That's the offline side of things, but since FIFA is a flagship online game for EA, many will be keen to see what's on offer here. The answer isn't too satisfying - the popular Ultimate Team mode has been ditched, as have the 22-player Pro Clubs matches. Instead, there are just two options: the self-explanatory Online World Cup and a new mode called Road To Rio De Janeiro.
This is essentially a modified version of FIFA 14's Online Seasons mode. Whereas in Online Seasons you're placed in Division 10 and are given ten matches against other Division 10 opponents to earn enough points for promotion, here you start at one of the Brazil 2014 venues and are given ten matches to earn enough points to travel to the next location. It's essentially a 12-division Seasons mode with the Maracana being the equivalent of Division 1.
It would be remiss to cover 2014 FIFA World Cup Brazil without addressing the elephant in the goalmouth. With the game only coming to Xbox 360 and PS3 - the fewest number of systems ever to host a World Cup game, even going back to 1986 - the inevitable question from Xbox One and PS4 owners will be why this game isn't also coming to their expensive new consoles.
Certainly it would have been possible, seeing as this is a game that is essentially FIFA 14 with a serious makeover. The six main modes featured are reskinned versions of existing FIFA 14 ones, and the same EA Sports Football Club levelling-up and coin-based catalogue system is carried over too.
The real reason EA didn't support new-gen consoles may never be known: the only real conclusion to come to is that the reward didn't justify the resources. Whether that means the likes of EA Canada is at full stretch already, or that EA doesn't want compromises on quality, or that the installed base differences between last and next-gen are too vast right now, is unclear.

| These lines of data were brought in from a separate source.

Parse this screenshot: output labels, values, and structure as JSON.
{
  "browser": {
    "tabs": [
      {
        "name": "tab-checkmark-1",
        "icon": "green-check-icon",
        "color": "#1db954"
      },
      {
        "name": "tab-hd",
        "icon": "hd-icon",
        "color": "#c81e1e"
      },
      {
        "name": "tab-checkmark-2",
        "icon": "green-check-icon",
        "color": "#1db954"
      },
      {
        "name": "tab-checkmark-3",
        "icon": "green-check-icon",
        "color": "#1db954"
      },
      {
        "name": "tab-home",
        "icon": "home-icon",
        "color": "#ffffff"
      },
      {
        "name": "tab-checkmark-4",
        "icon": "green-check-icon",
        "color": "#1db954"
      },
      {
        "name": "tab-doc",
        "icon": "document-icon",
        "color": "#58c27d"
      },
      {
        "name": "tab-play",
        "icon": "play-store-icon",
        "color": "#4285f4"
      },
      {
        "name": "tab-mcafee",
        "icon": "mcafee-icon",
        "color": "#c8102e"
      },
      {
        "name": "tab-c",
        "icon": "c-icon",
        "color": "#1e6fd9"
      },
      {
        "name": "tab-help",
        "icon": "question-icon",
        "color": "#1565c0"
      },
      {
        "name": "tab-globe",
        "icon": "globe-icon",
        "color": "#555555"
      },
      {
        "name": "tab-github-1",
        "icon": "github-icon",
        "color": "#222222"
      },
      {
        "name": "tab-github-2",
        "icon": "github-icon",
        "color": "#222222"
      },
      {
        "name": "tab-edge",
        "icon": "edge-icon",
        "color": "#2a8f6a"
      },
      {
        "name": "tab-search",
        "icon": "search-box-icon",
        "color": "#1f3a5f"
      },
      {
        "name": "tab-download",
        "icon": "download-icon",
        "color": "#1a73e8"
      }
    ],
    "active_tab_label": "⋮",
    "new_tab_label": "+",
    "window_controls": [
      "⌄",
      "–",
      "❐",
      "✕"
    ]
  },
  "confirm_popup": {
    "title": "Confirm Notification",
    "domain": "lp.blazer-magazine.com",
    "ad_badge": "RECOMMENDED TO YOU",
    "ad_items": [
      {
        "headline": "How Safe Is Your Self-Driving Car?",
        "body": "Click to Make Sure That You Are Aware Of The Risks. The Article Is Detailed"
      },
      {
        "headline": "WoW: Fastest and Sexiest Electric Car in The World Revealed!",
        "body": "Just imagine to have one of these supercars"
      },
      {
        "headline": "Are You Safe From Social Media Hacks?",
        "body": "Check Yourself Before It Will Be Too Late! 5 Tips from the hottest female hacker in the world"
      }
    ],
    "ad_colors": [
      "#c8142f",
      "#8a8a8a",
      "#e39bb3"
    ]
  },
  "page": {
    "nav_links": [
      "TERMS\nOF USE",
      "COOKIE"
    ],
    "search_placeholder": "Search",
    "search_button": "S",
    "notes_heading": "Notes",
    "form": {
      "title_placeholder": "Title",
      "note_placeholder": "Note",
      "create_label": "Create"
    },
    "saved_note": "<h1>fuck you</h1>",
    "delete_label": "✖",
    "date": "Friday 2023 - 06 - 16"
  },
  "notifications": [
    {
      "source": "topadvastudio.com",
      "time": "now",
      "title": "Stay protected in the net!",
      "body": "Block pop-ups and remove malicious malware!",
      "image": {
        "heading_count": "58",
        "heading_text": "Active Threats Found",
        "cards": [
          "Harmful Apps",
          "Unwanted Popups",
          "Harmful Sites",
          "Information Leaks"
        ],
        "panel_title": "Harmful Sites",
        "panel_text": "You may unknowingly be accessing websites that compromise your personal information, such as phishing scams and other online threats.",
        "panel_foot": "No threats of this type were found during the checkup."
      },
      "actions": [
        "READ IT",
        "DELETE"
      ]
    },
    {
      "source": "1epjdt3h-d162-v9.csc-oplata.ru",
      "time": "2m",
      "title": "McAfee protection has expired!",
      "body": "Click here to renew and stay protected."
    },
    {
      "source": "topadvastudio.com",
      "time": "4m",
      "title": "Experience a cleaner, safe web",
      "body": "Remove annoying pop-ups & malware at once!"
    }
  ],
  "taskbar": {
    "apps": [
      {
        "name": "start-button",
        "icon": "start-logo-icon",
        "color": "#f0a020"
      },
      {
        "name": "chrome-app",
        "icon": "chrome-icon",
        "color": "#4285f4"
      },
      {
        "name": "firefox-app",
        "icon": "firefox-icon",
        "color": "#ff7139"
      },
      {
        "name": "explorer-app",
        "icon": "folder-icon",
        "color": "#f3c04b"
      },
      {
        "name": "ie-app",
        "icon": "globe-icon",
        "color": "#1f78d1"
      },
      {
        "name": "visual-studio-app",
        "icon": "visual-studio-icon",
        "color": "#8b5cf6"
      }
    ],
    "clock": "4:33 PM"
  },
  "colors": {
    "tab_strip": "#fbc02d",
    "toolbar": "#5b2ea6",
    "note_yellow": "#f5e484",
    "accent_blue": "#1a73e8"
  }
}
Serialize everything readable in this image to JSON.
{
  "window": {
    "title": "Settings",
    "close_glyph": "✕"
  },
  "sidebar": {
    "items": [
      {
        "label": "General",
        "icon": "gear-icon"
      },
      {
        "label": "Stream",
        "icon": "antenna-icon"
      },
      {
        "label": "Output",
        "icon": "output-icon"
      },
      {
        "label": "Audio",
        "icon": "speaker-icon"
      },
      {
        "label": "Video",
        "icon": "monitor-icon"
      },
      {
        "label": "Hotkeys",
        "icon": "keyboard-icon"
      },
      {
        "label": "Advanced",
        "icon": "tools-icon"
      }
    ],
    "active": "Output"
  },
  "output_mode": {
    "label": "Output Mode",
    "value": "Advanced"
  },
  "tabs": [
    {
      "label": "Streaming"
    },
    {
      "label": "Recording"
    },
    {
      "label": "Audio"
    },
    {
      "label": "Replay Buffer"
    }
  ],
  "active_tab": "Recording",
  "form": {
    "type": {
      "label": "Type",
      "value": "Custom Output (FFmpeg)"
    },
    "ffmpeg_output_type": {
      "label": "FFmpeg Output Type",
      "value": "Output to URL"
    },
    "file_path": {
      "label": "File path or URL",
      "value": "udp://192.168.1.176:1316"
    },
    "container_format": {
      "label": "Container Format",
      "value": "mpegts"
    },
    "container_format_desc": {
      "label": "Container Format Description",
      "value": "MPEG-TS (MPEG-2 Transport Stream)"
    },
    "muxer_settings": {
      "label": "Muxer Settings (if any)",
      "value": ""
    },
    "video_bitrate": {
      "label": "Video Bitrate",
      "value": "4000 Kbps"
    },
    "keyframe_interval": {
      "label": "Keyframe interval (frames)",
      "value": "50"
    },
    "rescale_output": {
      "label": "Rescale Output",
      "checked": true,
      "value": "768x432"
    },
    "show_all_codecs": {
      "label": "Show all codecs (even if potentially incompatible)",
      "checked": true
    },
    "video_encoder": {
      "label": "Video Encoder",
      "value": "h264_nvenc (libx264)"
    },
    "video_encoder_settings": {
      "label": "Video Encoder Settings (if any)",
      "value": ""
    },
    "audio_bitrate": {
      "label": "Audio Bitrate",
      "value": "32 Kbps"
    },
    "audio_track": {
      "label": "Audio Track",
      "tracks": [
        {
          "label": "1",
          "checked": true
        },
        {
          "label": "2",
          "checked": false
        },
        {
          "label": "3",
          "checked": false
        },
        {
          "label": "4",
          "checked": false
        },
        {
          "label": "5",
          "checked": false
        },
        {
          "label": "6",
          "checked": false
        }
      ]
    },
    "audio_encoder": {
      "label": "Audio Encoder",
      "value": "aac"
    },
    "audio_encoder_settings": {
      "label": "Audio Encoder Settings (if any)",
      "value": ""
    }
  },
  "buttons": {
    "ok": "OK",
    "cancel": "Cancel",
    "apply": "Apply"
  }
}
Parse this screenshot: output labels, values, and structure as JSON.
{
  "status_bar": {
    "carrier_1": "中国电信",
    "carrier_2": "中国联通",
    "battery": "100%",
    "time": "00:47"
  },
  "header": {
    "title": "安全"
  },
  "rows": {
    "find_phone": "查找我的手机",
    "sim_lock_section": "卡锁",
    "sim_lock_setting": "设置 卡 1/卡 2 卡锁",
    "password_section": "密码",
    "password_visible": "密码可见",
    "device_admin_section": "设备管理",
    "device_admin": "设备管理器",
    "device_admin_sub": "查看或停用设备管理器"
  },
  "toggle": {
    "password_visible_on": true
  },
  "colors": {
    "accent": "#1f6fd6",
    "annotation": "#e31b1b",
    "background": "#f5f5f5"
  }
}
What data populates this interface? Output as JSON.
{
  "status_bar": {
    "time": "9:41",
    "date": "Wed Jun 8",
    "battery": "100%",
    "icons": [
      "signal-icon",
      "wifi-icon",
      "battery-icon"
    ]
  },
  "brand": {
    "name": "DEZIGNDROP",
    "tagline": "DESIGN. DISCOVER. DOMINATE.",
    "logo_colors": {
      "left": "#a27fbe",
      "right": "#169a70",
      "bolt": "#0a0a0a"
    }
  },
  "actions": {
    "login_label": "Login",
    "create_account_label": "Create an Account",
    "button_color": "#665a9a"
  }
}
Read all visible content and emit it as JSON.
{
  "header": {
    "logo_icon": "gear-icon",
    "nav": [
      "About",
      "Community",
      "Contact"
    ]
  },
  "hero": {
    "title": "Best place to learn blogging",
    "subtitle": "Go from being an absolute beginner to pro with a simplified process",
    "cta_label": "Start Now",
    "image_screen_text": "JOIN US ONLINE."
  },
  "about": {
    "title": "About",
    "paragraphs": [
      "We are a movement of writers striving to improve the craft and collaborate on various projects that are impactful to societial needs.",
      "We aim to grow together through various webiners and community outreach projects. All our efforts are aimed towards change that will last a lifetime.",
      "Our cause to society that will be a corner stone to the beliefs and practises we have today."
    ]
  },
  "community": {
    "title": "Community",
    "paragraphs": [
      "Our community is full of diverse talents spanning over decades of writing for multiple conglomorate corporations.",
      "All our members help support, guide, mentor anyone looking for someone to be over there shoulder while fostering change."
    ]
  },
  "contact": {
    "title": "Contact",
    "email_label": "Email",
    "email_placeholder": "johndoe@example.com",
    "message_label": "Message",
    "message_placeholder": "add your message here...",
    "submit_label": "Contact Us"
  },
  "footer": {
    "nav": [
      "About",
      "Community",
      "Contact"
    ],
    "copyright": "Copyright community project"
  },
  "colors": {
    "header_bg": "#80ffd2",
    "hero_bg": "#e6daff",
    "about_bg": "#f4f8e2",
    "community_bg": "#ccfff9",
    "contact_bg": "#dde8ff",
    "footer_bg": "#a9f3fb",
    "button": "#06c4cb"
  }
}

What's certain is that it's understandably disappointing for Xbox One and PS4 owners. It could have looked glorious, and there's an oncoming next-gen drought too.
Still, what we have is a World Cup spin-off that still plays the same brilliant game of football FIFA 14 does on Xbox 360 and PS3, albeit with fewer teams and modes. While it was never going to outdo EA's main series in terms of content that was never the intention.
The key objective for this game is to get players in World Cup mood and ensure all the FIFA you play from now until the end of July is based on the events in Brazil. In this respect, given the modes on offer should at least take a few months to play through in their entirety, it should be considered a success.
Just don't expect to still be playing it by the time FIFA 15 eventually turns out: this is purely an 'event' game for the summer alone, and as long as you're fine with this there's just about enough in there to justify your £40.
Not as feature-packed as FIFA, but nothing will get you hyped for the World Cup like this. If you are okay that this has been designed to only be played for a few months, you'll find enough here to keep you gripped with World Cup fever.
- A colourful, carnival version of FIFA
- Captain Your Country returns
- Scenario mode will last
- Excellent commentary
- Only available on two consoles
- No gameplay improvements
- Ultimate Team absent
- Some odd touches